Shunzei’s judgement: in regard to the Left’s poem, it is certainly the case that, even without the ‘hour’, ‘in the dusk’ is a standard expression. The Right’s poem sounds old-fashioned. The Left, though, does not sound unpleasant, even though its mentioning of ‘never will I forget’ (wasurezu yo) recollects ‘a tiled kiln’. It should win.
The Right state that as the entirety of the topic is expressed in the first line of the Left’s poem, it lack care [nen nashi]. The Left respond that saying that the characters of the topic appear in the first line of our poem suggest the Right is unable to count correctly! As for the Right’s poem, we find no particular faults, but it is ordinary [mezurashiki ni arazu].

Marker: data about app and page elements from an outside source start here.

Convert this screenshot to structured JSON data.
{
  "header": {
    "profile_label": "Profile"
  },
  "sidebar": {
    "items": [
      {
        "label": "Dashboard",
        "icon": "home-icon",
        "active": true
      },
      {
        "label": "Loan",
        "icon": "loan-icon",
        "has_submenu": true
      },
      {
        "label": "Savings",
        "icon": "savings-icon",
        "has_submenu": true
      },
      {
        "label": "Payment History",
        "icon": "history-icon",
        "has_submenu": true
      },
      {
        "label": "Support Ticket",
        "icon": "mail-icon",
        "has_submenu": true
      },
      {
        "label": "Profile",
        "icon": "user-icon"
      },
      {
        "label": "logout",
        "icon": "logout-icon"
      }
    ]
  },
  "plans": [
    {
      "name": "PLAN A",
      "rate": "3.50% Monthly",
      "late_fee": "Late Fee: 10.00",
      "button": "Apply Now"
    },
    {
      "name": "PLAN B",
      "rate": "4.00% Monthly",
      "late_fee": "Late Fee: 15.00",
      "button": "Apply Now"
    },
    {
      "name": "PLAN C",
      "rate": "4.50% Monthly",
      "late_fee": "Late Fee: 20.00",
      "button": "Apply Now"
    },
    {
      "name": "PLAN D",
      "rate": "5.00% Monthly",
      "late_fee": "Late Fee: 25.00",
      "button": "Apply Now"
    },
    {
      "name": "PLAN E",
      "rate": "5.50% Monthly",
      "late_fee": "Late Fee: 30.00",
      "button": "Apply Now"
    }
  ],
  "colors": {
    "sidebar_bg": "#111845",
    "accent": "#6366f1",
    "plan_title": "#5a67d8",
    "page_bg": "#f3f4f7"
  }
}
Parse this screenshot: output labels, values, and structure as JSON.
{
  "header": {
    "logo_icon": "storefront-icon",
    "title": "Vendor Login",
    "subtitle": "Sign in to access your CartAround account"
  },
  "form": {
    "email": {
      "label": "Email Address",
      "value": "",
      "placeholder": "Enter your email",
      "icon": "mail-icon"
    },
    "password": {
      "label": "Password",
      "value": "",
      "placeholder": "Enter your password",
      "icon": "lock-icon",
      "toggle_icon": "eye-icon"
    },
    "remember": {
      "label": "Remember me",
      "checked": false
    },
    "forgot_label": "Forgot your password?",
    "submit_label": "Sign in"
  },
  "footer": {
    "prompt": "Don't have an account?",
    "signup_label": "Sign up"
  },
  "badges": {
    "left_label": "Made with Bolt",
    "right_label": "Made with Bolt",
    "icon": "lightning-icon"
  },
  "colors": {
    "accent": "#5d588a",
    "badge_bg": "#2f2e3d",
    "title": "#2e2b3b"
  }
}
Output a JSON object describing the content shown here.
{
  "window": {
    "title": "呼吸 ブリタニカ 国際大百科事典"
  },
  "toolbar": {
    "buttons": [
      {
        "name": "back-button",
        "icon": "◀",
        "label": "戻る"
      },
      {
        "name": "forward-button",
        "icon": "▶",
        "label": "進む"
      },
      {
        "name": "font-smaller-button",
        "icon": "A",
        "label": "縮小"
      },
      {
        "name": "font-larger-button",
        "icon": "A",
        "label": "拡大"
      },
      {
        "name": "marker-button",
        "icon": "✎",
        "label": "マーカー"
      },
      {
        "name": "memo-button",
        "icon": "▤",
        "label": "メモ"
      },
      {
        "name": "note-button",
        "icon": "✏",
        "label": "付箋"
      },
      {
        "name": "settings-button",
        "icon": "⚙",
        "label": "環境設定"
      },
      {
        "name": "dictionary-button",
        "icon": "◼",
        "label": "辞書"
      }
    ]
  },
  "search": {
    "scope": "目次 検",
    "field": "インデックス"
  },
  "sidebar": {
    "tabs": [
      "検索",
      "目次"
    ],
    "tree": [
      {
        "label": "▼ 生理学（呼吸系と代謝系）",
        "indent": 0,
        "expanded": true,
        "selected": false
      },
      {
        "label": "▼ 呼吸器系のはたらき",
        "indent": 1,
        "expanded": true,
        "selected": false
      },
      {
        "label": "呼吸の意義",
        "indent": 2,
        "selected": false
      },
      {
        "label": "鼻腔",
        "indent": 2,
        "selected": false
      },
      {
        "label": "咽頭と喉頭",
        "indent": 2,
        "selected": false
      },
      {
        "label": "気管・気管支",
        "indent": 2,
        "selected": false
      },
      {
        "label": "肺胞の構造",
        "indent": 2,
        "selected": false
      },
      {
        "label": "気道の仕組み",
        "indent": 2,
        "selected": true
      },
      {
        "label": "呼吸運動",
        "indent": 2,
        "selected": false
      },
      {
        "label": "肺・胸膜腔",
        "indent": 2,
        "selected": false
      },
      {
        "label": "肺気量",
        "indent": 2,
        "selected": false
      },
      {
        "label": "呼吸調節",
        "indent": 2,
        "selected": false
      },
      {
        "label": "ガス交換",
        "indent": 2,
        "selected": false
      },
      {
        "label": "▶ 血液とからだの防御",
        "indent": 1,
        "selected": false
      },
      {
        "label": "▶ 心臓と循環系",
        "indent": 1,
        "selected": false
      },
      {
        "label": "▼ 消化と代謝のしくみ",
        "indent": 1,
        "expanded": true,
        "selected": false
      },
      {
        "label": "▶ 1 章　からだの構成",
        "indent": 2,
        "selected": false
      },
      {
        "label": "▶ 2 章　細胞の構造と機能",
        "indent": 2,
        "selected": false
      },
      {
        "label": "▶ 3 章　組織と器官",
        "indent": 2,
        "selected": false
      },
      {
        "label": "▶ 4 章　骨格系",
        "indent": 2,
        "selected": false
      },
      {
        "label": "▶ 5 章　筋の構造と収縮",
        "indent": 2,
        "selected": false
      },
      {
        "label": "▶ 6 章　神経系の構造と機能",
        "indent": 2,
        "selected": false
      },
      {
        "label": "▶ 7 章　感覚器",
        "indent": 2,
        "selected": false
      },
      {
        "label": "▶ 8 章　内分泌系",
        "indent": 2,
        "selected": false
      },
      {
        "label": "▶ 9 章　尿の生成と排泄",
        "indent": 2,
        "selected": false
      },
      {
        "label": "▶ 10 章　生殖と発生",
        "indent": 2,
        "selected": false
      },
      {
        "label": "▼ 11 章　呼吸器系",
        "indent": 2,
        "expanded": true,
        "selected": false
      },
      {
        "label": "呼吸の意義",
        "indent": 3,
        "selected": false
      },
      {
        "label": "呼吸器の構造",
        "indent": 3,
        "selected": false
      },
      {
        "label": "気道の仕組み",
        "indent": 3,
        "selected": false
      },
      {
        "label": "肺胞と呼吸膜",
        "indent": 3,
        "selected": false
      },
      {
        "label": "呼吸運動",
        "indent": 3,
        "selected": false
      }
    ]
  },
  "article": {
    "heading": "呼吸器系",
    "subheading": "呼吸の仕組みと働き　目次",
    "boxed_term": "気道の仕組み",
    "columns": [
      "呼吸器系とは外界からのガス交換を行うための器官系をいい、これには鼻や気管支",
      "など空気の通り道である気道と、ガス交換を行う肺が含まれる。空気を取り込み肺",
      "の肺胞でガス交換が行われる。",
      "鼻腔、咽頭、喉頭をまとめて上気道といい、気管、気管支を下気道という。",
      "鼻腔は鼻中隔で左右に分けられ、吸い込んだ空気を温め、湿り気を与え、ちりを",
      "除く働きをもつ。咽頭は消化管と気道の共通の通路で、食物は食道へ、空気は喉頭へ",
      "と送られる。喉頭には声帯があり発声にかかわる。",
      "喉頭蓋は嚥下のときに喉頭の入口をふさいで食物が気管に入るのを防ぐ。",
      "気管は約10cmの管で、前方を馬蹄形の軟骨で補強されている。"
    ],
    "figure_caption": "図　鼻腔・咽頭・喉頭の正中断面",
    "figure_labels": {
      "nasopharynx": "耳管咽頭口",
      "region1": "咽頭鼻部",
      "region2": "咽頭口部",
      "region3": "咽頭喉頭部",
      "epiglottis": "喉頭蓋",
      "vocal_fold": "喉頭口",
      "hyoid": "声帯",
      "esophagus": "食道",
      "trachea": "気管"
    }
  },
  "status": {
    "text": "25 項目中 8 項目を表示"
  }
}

Shunzei’s judgement: The form of both poems is splendid [sugata wa yū ni koso haberumere]. In general, the mass of modern composition, whether or not it shows understanding of the form and diction of poetry [kinrai no utayomi no tomogara, sugata kotoba wa shireru ka shirazaru ka], also frequently fails to show enough attention to details of techique [bimyō no fūjō] and that I have cause to say this is certainly not laudable [kanshin serezaru koto]. However, the Right’s ‘the snow remains’ (yuki no okureite), seems somewhat contrived [sukoshi omoubeku], though the final one is excellent [yoroshikuhaberu]. Thus, it’s impossible to distinguish between the two poems.